- By Thomas R. Temin
- Nov 04, 2005
It's no surprise that the scale of destruction from Hurricane Katrina exceeded every agency's worst-case predictions. What might be surprising is that some IT and communications systems actually managed to keep up, albeit with difficulty.
For the Housing and Urban Development Department, communications was the toughest issue, according to CIO Lisa Schlosser.
'We relied on BlackBerrys.
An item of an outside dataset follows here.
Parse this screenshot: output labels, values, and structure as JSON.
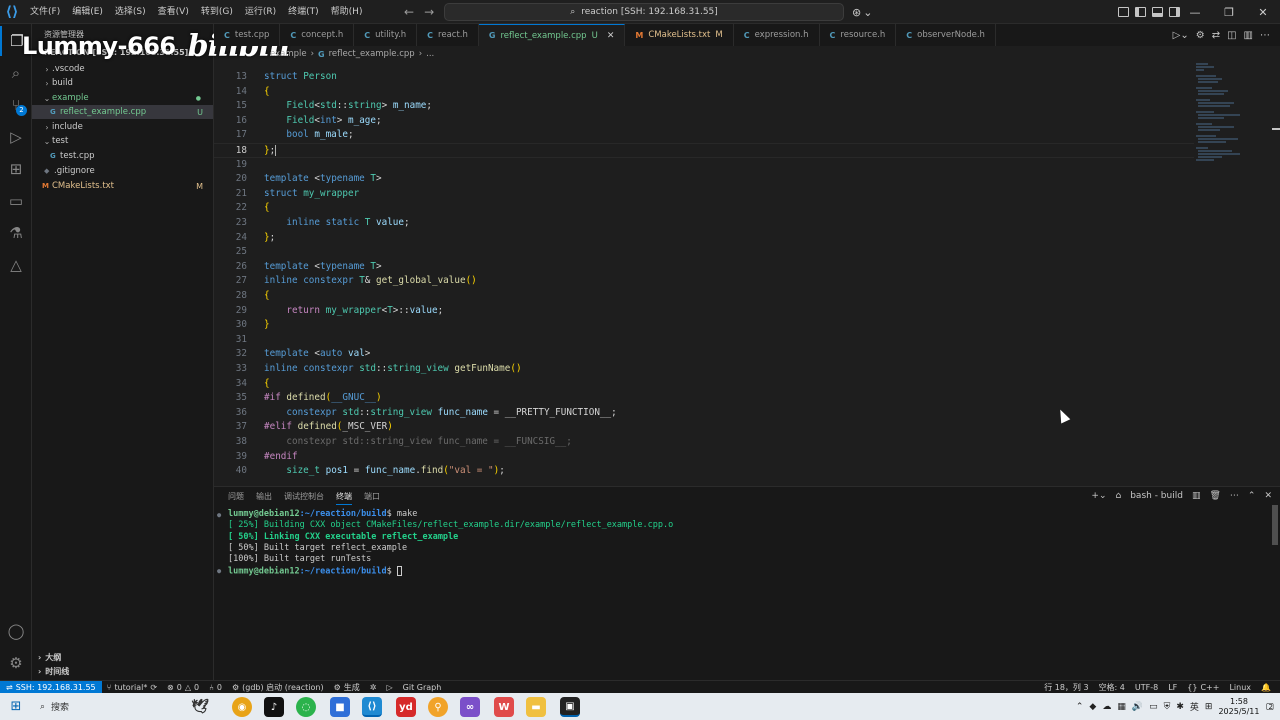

I became the BlackBerry goddess for the federal government,' Schlosser said, referring to the ubiquitous wireless e-mail devices from Research In Motion Ltd. of Waterloo, Ontario.
Speaking at a recent meeting of Women in Technology in McLean, Va., Schlosser said she and other officials were pleased with how quickly the telecommunications carriers were able to get up and running in the hurricane environs.
For ongoing casework, Schlosser said HUD workers will use notebook computers equipped with Verizon wireless cards.
She also praised the continuity-of-operations plans for the Agriculture Department's National Finance Center in New Orleans, where HUD payroll processing is done. Although the facility was flooded, backup operations meant 'they didn't miss a beat,' Schlosser said.
HUD's ability to get housing assistance to deserving people is enhanced by an initiative finished just before Katrina hit, Schlosser said.
Caseworkers have been receiving an online feed of applicants' income data from the Health and Human Services Department. This, she said, helps ensure that money for Katrina housing initiatives only goes to those eligible.
For American Red Cross officials, the Gulf Coast aftermath nearly swamped the organization's IT support systems. C. Annette Gumm, who di- rects the Red Cross's IT support, said that with help from a variety of companies, the Red Cross within days:
- Boosted its Web capabilities to 130 page views per second
- Raised its bandwidth from T3 to OC-3
- Added nine online servers to its existing two
- Handled 1.3 million cases on a case management system designed to handle 100,000
- Took in a million phone calls per day.
The phone calls resulted in only 16,000 cases, Gumm said. That's because while setting up a case only takes minutes, many calls lasted longer, some 45 minutes.
'People wanted to tell their stories,' Gumm said, and not merely give
basic information. Even as busy signals greeted most callers, completed circuits stayed open for a day as lines of people used a connection successively, Gumm said.
He noted the Red Cross was able to accept donations of services from companies such as Akamai Technologies Inc. of Cambridge, Mass., Yahoo Inc. and Western Union.
By contrast, the federal government cannot accept free goods, Schlosser said, although several vendors offered to donate equipment.